> [What the task requires] Take each line from the entries that holds "title" and copy it out.

> [Data for review]

========================================

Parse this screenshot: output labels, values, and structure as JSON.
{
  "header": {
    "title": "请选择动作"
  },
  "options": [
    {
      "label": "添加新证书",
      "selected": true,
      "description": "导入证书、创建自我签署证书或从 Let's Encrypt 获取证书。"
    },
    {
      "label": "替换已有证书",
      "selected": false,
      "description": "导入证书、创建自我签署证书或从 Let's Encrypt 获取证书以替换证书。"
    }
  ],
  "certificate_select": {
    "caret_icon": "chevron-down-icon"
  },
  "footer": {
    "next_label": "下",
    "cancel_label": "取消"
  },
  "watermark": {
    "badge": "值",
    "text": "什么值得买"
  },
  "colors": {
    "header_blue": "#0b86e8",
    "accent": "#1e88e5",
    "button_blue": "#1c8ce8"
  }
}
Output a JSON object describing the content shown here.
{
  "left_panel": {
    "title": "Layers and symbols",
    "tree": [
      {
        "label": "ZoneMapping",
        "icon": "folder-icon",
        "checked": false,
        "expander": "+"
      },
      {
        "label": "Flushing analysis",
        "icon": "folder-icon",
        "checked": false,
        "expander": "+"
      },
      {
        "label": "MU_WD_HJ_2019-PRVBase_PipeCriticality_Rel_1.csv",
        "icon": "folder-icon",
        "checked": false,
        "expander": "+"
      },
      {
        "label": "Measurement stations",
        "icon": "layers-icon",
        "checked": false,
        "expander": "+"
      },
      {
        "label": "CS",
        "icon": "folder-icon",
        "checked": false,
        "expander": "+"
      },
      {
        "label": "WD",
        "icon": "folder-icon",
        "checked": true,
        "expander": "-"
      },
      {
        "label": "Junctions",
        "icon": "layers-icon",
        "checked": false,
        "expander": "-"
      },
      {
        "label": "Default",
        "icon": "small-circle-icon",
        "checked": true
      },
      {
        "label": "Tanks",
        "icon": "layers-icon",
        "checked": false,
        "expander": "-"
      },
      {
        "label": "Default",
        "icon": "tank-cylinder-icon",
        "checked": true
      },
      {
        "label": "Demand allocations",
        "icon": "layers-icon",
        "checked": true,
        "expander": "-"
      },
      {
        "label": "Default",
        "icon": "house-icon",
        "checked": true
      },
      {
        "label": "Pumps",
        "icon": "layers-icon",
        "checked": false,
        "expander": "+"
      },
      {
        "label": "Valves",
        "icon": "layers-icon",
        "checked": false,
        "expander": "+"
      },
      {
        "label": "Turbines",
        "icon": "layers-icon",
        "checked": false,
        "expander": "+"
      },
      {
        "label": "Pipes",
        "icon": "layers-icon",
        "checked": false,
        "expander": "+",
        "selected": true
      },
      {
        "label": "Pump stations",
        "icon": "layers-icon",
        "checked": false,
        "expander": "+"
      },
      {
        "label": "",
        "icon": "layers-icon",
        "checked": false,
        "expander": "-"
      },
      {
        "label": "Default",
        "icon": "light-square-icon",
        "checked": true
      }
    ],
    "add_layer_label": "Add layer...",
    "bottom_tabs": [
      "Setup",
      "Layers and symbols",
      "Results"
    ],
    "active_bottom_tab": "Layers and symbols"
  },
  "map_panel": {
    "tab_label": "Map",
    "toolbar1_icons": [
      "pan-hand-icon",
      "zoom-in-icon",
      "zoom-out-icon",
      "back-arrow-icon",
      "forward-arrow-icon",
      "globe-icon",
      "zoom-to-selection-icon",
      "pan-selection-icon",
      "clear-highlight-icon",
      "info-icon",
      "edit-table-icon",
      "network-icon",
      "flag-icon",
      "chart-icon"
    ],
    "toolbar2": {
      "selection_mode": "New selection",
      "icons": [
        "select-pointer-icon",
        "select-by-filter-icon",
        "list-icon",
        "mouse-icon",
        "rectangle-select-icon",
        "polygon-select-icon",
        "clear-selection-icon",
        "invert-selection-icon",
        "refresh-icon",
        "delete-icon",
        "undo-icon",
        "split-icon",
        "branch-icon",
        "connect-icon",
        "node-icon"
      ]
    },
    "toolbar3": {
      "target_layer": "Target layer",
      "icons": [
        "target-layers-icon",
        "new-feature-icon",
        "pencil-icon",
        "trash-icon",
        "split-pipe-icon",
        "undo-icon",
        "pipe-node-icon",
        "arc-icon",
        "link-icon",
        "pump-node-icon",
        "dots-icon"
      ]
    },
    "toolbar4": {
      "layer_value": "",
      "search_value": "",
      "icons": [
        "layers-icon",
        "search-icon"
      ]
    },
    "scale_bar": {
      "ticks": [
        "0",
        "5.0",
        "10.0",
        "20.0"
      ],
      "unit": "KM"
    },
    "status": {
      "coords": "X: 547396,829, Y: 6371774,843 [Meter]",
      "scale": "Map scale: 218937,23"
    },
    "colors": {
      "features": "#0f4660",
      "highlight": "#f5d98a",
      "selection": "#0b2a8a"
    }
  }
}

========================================

> [Written response]
    "title": "请选择动作"
    "title": "Layers and symbols",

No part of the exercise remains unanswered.